What’s unusual about Thomas’s fixation on historical past is how a lot of it he discards. In fact, legal guidelines regulating weapons, and particularly the carrying of weapons in public, date again centuries, to the English widespread legislation. Consequently, Thomas fills web page after web page of the choice with more and more strained rationalizations for why, as Breyer observes in his dissent, some legal guidelines “are too outdated. However others are too latest. Nonetheless others didn’t final lengthy sufficient. Some utilized to too few folks. Some have been enacted for the improper causes.” After a latest 12 months by which some forty-five thousand Individuals died of gun-related accidents, six Justices have signed on to an opinion that explains that Henry VIII regulated handguns largely as a result of he frightened that they “threatened Englishmen’s proficiency with the longbow.” The “historic custom” in query appears to be a daydream about an imaginary land of weapons.

The ideological proclivities of the conservative Justices—who additionally, this week, weakened defendants’ Miranda rights—have been on show within the concurrences that three of them wrote. Brett Kavanaugh protests that the choice isn’t actually such an enormous deal, since solely six states have concealed-carry-licensing legal guidelines like New York’s. As is commonly the case with Kavanaugh, that is disingenuous. These states embody California, Hawaii, Maryland, Massachusetts, and New Jersey, together with the District of Columbia, with a mixed inhabitants of about eighty-four million folks. And, as Kavanaugh undoubtedly is aware of, the impact of the choice—which he joined in full, with out reservation—will go nicely past hid carry. (Chief Justice John Roberts joined Kavanaugh’s concurrence.) Amy Coney Barrett additionally agreed in full, however wrote a short concurrence to specific her fear that, in future circumstances, an excessive amount of weight can be positioned on the nineteenth century, on the expense of the eighteenth. However probably the most unsettling concurrence is Samuel Alito’s, largely as a result of its predominant goal appears to be to mock Breyer for together with, in his dissent, information concerning the position of weapons in American life and dying.

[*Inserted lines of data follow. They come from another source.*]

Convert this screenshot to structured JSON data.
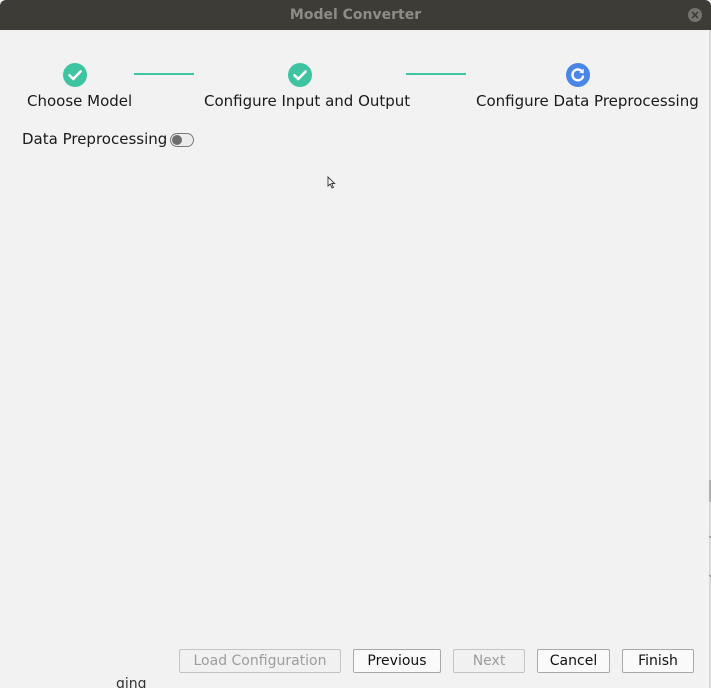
{
  "window": {
    "title": "Model Converter"
  },
  "steps": [
    {
      "label": "Choose Model",
      "status": "complete",
      "icon": "check-circle-icon"
    },
    {
      "label": "Configure Input and Output",
      "status": "complete",
      "icon": "check-circle-icon"
    },
    {
      "label": "Configure Data Preprocessing",
      "status": "in-progress",
      "icon": "refresh-circle-icon"
    }
  ],
  "preprocessing": {
    "label": "Data Preprocessing",
    "enabled": false
  },
  "buttons": {
    "load_configuration": "Load Configuration",
    "previous": "Previous",
    "next": "Next",
    "cancel": "Cancel",
    "finish": "Finish"
  },
  "background_window": {
    "partial_text": "ging"
  },
  "colors": {
    "complete": "#3ec4a1",
    "active": "#4a86e8",
    "titlebar": "#3e3c37"
  }
}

Why, Alito asks, “does the dissent assume it’s related to recount the mass shootings which have occurred lately?” And “What’s the relevance of statistics about the usage of weapons to commit suicide?” And why all of the “statistics on kids and adolescents killed by weapons”—what may Breyer assume they must do with this case? (Gun violence is now the main reason behind dying for American kids ages one to eighteen.) Alito takes his concurrence to a singularly desolate place: Breyer, he writes, “seems to not perceive” why Individuals carry weapons for self-defense; his reply, confoundingly, is that so lots of their fellow-citizens are armed, too. The nation that Alito sees is dotted with “high-crime neighborhoods” the place folks “fairly consider” that they might be murdered or raped “until they’ll brandish or, if essential, use a handgun.” It’s not simply that folks have the appropriate to a gun; in the event that they don’t wish to be “victimized,” they’d higher get one.

Breyer notes that totally different states face totally different challenges. On this case, although, the Second Modification is getting used to stop them “from understanding options to those issues by democratic processes.” The picture of political discourse in Alito’s concurrence, and in increasingly of this Court docket’s rulings, includes a whole lot of shouting, expressions of bitterness, and—rhetorically, no less than—gun waving. It’s the image of a constitutional tragedy. ♦